[Opening Material shown section]
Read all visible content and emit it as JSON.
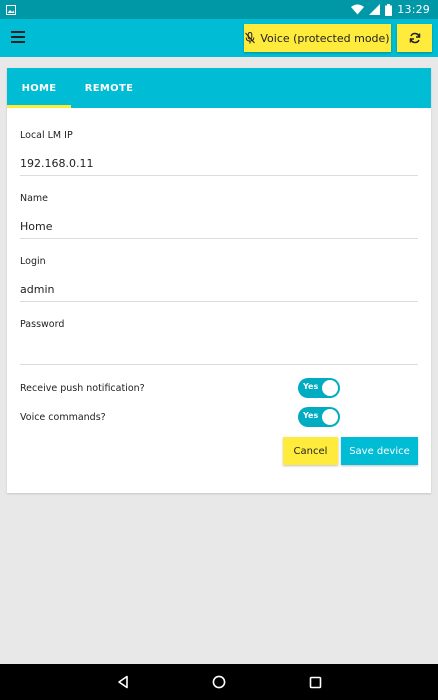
{
  "statusbar": {
    "time": "13:29"
  },
  "appbar": {
    "voice_label": "Voice (protected mode)"
  },
  "tabs": [
    {
      "label": "HOME",
      "active": true
    },
    {
      "label": "REMOTE",
      "active": false
    }
  ],
  "form": {
    "local_ip": {
      "label": "Local LM IP",
      "value": "192.168.0.11"
    },
    "name": {
      "label": "Name",
      "value": "Home"
    },
    "login": {
      "label": "Login",
      "value": "admin"
    },
    "password": {
      "label": "Password",
      "value": ""
    },
    "push": {
      "label": "Receive push notification?",
      "state": "Yes"
    },
    "voice": {
      "label": "Voice commands?",
      "state": "Yes"
    }
  },
  "buttons": {
    "cancel": "Cancel",
    "save": "Save device"
  },
  "colors": {
    "primary": "#00bcd4",
    "primary_dark": "#0097a7",
    "accent": "#ffeb3b"
  }
}
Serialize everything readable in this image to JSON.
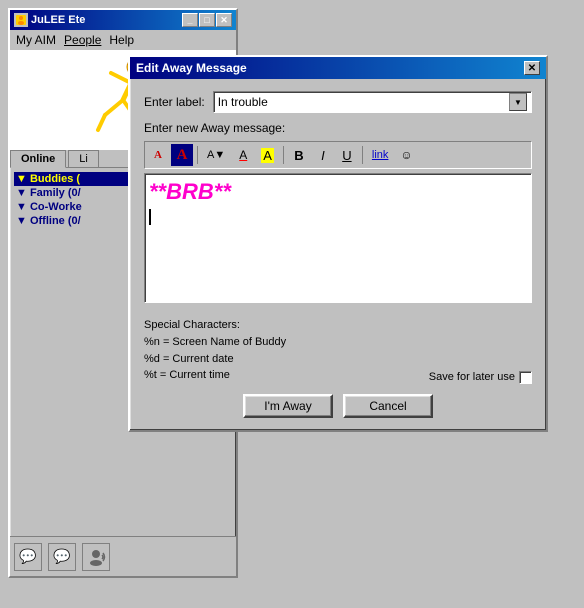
{
  "aim_window": {
    "title": "JuLEE Ete",
    "menu": {
      "my_aim": "My AIM",
      "people": "People",
      "help": "Help"
    },
    "tabs": {
      "online": "Online",
      "list": "Li"
    },
    "buddy_groups": [
      {
        "label": "Buddies (",
        "selected": true
      },
      {
        "label": "Family (0/",
        "selected": false
      },
      {
        "label": "Co-Worke",
        "selected": false
      },
      {
        "label": "Offline (0/",
        "selected": false
      }
    ],
    "titlebar_buttons": [
      "_",
      "□",
      "✕"
    ]
  },
  "dialog": {
    "title": "Edit Away Message",
    "label_field": {
      "label": "Enter label:",
      "value": "In trouble"
    },
    "message_field": {
      "label": "Enter new Away message:"
    },
    "message_text": "**BRB**",
    "toolbar": {
      "btns": [
        "A",
        "A",
        "A▼",
        "A",
        "A",
        "B",
        "I",
        "U",
        "link",
        "☺"
      ]
    },
    "special_chars": {
      "title": "Special Characters:",
      "rows": [
        "%n  =  Screen Name of Buddy",
        "%d  =  Current date",
        "%t   =  Current time"
      ]
    },
    "save_label": "Save for later use",
    "buttons": {
      "away": "I'm Away",
      "cancel": "Cancel"
    }
  },
  "statusbar": {
    "icons": [
      "💬",
      "💬",
      "👤"
    ]
  }
}
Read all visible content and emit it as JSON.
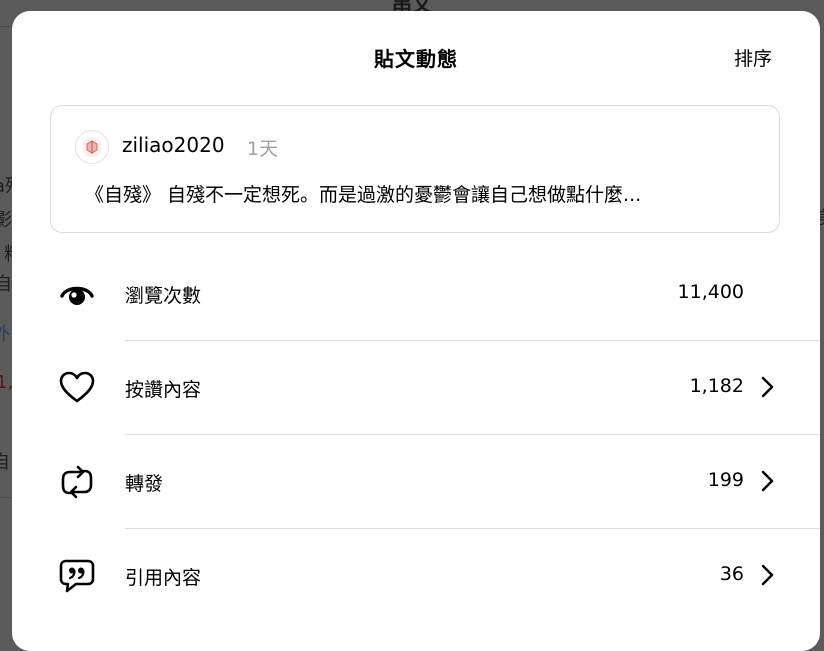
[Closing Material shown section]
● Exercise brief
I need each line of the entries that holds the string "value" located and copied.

● Solution
      "value": "192.168.0.11"
      "value": "Home"
      "value": "admin"
      "value": ""
      "value": "In trouble"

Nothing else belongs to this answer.